First of all let me say I've suspected something fishy from the start of this latest social denial of service attack on various social networks. The more I dig the more it seems to have been committed & perpetrated by someone friendly to Georgia not Ruissia. I believe this for a couple reasons, #1 make Russia look bad, and #2 bring attention to conflict. More to the point this "cyberwar" was perpetrated for PR purposes only.
Let's start off by pointing out the obvious. Why would Russia want to bring attention to the Georgian conflict on the one year anniversary of the war? More-over if they were behind it, why would they attack just one person, effectively making this person a cyber martyr? It makes no sense. This is the last thing they would want to do. The first rule of war, cyber or traditional is not to empower your enemy. Which in a sense is exactly what happened. They made @cyxymu a kind of cyberwar superstar. If this attack was truly just on one person, I'm sure a more traditional means of elimination of said target would have been a heck of a lot easier to accomplish and would have made a lot less noise. This is especially true in Eastern Europe where people routinely go missing for a lot less. A traditional assassination would have gone completely unnoticed by the West. Instead we are to believe that a very public cyber attack on Twitter, Facebook and Google was orchestrated by the Russians. I'm not sold.
The tactics of the attack don't exactly scream covert Russian operation. They scream botnet for hire. Eastern European zombie networks have become a source of income for entire groups of cybercriminals. A basic botnet running out of eastern Europe for DDoS attacks, can run from $50 to a few thousands dollars depending on the size of the botnet and length of the attack. The most advanced using a fast flux botnet approach (the type most likely used). Anyone with a few bucks can hire their very own botnet and blame anyone they wish. Pointing the botnet at just one person (yourself) is a genius move if you blame someone else. Think of it as a cyberwar Bait & Switch.

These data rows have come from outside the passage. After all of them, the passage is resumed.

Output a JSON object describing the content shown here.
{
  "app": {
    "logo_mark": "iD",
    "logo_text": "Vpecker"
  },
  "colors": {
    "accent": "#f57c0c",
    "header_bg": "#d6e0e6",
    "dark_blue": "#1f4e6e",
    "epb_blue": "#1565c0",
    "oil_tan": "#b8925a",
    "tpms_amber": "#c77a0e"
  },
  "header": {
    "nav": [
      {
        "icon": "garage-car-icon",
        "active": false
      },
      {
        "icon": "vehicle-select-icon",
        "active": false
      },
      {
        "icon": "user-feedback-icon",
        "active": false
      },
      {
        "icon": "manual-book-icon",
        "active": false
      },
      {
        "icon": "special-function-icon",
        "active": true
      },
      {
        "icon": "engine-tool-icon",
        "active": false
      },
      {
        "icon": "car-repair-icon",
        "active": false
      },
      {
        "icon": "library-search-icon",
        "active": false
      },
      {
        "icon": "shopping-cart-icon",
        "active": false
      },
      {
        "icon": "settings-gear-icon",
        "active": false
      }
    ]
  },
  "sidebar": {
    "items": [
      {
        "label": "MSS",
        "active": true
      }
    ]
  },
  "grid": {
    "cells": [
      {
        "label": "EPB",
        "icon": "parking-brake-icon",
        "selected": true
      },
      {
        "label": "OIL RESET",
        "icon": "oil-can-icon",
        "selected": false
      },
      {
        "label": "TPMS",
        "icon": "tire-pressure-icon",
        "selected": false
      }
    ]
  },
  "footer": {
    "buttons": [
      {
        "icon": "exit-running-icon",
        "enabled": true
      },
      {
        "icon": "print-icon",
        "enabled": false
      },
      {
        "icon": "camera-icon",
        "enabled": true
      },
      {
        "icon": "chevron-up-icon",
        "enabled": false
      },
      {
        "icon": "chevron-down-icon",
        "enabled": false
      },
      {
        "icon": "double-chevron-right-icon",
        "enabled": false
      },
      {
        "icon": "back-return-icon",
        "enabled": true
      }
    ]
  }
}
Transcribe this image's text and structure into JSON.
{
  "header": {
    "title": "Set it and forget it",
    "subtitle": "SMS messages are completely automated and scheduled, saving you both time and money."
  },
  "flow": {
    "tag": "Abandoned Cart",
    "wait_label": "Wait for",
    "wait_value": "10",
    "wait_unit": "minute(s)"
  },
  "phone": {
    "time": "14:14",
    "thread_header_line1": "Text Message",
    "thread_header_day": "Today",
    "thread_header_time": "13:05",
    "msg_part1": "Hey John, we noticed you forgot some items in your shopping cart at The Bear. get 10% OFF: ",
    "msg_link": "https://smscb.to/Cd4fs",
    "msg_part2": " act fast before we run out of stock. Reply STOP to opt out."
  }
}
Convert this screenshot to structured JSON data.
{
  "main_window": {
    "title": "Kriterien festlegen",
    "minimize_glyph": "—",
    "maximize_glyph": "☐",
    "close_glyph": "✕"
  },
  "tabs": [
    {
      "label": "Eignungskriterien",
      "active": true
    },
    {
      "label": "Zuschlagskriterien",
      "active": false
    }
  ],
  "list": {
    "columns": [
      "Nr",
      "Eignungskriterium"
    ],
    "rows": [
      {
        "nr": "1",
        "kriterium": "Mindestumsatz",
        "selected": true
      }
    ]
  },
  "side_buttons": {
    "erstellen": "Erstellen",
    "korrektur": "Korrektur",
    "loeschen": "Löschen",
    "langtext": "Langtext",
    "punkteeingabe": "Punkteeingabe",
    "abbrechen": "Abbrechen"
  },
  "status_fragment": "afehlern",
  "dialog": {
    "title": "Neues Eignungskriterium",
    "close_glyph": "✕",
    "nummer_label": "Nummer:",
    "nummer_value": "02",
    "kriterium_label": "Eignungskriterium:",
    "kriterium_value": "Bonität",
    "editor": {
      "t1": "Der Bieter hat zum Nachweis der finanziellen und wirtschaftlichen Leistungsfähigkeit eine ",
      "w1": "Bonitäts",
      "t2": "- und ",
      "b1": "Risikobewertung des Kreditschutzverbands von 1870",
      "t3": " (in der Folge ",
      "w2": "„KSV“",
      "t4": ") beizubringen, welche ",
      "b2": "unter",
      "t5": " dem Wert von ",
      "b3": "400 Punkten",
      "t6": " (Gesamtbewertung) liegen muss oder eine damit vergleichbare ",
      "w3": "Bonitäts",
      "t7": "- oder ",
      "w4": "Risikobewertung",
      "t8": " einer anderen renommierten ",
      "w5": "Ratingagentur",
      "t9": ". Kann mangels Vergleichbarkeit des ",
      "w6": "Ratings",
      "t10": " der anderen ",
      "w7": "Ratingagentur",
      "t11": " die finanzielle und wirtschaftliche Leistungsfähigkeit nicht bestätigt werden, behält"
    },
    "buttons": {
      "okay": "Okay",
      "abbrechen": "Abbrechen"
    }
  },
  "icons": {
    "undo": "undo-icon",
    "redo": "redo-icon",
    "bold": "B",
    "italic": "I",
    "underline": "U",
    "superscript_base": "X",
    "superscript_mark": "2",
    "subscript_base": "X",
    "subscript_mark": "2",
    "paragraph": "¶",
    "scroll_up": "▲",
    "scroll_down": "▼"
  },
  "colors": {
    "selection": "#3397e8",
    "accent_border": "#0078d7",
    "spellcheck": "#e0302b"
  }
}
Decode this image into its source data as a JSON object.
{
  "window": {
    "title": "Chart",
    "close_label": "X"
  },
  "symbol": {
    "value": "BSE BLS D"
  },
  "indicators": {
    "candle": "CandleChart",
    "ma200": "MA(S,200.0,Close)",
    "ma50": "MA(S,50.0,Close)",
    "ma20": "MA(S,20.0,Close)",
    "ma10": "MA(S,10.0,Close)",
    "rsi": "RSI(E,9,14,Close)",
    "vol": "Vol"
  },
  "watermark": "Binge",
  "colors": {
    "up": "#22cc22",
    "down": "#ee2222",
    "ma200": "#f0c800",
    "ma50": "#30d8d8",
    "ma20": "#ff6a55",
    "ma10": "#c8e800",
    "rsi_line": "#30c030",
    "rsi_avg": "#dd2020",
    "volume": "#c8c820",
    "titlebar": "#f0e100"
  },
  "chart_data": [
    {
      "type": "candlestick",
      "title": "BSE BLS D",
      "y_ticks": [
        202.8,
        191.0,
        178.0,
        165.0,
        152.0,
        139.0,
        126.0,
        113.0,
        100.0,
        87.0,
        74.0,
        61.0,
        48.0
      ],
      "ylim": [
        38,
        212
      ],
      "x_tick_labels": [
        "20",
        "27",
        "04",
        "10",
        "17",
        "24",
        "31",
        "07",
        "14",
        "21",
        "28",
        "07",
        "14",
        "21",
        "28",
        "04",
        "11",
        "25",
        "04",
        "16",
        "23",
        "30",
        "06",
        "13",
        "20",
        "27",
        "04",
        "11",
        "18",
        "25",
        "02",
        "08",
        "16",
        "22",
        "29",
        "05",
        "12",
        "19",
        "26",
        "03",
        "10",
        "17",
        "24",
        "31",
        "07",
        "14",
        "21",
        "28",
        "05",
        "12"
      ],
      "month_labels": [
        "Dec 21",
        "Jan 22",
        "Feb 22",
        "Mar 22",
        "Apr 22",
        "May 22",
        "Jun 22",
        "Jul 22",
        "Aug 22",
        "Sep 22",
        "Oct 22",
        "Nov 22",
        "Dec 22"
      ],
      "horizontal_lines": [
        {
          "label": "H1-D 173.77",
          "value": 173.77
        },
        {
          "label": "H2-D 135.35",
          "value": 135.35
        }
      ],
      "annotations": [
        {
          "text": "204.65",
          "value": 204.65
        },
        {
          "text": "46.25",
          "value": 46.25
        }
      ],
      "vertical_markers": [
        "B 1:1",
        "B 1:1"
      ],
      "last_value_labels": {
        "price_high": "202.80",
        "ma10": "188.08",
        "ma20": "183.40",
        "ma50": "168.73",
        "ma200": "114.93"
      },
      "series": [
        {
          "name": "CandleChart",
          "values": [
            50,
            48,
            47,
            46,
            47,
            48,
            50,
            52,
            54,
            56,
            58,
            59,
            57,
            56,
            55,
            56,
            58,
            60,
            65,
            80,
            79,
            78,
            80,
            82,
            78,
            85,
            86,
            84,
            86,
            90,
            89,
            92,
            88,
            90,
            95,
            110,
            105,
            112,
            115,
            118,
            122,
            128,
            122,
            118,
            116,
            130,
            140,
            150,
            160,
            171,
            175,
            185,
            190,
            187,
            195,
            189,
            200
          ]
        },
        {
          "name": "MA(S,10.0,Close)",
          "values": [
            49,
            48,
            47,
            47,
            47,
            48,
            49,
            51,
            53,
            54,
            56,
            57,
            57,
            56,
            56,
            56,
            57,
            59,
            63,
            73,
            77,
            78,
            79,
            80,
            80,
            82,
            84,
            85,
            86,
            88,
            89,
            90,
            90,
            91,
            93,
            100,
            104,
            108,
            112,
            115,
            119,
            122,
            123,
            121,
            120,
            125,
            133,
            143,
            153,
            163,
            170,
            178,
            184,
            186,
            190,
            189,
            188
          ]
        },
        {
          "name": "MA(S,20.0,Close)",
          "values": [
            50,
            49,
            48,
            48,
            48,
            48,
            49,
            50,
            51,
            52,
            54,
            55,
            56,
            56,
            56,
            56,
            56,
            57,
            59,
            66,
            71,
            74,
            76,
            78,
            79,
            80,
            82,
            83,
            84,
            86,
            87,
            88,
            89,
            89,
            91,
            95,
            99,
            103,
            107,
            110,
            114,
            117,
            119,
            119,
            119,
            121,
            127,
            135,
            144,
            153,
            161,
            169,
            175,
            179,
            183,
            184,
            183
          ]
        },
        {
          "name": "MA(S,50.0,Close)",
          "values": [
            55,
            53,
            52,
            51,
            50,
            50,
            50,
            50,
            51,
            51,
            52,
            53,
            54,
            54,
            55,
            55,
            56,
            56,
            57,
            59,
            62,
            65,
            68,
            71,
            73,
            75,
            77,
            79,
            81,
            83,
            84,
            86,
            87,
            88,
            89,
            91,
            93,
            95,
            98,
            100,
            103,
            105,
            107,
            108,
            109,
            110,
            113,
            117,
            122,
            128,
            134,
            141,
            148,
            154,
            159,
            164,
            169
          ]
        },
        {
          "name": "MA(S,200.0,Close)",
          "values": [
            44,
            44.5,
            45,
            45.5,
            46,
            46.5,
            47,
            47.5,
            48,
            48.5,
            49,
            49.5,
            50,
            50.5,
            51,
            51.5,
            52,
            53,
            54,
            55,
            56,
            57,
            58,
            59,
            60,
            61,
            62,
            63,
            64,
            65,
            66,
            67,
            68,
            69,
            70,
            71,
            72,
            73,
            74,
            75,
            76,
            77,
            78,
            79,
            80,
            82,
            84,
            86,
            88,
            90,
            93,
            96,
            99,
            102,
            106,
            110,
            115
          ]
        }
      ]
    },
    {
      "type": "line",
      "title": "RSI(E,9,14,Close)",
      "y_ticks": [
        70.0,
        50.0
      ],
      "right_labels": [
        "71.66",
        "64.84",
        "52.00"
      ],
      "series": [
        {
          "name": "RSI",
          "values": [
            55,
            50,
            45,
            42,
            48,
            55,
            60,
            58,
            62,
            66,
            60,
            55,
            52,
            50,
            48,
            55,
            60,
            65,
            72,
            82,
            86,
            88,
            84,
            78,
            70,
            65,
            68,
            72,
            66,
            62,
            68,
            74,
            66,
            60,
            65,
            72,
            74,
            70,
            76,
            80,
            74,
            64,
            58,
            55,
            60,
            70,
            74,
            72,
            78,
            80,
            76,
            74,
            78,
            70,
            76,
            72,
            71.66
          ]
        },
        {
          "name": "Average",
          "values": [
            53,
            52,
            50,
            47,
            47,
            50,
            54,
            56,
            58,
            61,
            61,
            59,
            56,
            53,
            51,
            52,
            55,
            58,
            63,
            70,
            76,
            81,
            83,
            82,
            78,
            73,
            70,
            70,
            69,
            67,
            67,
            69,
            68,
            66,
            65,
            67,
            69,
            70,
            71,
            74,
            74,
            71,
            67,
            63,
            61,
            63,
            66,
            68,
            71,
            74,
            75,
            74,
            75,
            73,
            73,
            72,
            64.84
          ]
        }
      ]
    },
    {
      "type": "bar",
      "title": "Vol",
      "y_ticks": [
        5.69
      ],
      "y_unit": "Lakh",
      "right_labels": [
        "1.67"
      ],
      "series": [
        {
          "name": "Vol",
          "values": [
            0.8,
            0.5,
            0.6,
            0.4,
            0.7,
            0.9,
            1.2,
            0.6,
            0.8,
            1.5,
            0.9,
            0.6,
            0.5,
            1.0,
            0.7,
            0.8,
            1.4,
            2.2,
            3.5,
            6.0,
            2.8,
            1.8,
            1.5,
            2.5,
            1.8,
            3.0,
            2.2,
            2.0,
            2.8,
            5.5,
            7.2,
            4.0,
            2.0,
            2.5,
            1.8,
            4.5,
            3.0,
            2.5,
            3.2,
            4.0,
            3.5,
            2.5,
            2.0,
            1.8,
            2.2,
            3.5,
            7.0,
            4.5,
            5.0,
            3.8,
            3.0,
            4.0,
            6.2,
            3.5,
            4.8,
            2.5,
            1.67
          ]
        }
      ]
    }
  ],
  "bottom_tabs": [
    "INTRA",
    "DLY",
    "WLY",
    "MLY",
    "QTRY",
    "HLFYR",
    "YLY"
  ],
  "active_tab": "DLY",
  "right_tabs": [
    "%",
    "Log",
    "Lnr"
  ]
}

If I were a betting man, I'd say that this attack was done using Multi-Stage BGP & DNS Attack Vector. My only real proof is a little common sense as well as the simple reason that a typical HTTP denial of service attack causes a spike in traffic not a drop as illustrated below.